» **ASSIGNMENT**:
Only the number is needed: count the lines below that hold the string "content".

» **DATASET EXTRACT**:
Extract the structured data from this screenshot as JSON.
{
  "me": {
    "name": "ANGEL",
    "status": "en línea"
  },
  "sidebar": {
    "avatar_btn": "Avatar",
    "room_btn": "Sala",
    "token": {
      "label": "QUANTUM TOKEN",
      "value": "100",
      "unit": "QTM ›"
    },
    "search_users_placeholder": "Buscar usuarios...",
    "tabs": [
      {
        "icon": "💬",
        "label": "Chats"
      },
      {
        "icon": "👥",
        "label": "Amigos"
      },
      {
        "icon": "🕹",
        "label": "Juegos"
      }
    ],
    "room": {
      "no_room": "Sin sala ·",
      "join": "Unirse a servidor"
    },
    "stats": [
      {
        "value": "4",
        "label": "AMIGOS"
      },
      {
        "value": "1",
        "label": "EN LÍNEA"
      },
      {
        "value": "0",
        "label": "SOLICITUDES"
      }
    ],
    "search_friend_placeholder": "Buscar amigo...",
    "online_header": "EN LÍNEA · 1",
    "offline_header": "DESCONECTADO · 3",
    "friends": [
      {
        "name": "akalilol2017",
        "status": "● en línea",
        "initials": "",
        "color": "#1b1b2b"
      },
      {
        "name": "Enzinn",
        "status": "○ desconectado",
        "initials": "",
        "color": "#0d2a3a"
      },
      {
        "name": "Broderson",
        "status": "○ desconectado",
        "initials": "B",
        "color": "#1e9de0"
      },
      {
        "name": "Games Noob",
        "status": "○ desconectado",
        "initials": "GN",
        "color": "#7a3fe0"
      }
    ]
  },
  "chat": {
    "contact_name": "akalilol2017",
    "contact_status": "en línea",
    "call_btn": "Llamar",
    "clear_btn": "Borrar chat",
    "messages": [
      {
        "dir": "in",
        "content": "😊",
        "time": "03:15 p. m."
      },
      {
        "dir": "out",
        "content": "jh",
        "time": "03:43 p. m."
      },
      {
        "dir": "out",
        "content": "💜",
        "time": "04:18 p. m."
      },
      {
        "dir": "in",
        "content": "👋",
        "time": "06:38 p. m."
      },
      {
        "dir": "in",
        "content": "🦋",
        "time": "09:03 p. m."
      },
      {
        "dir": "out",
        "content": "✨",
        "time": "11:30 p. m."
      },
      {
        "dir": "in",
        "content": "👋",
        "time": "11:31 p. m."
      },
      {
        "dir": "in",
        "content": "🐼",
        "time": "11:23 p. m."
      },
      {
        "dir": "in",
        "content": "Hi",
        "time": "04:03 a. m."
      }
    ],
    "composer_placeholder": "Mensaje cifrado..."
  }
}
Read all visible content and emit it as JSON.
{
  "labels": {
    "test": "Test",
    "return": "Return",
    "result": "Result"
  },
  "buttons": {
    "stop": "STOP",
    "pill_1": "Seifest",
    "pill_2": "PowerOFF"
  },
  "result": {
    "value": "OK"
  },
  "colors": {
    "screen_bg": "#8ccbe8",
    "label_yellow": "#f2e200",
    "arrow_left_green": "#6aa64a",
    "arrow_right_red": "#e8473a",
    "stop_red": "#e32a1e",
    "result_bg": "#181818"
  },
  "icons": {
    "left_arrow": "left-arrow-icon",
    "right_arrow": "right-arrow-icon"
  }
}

» **SOLUTION**:
10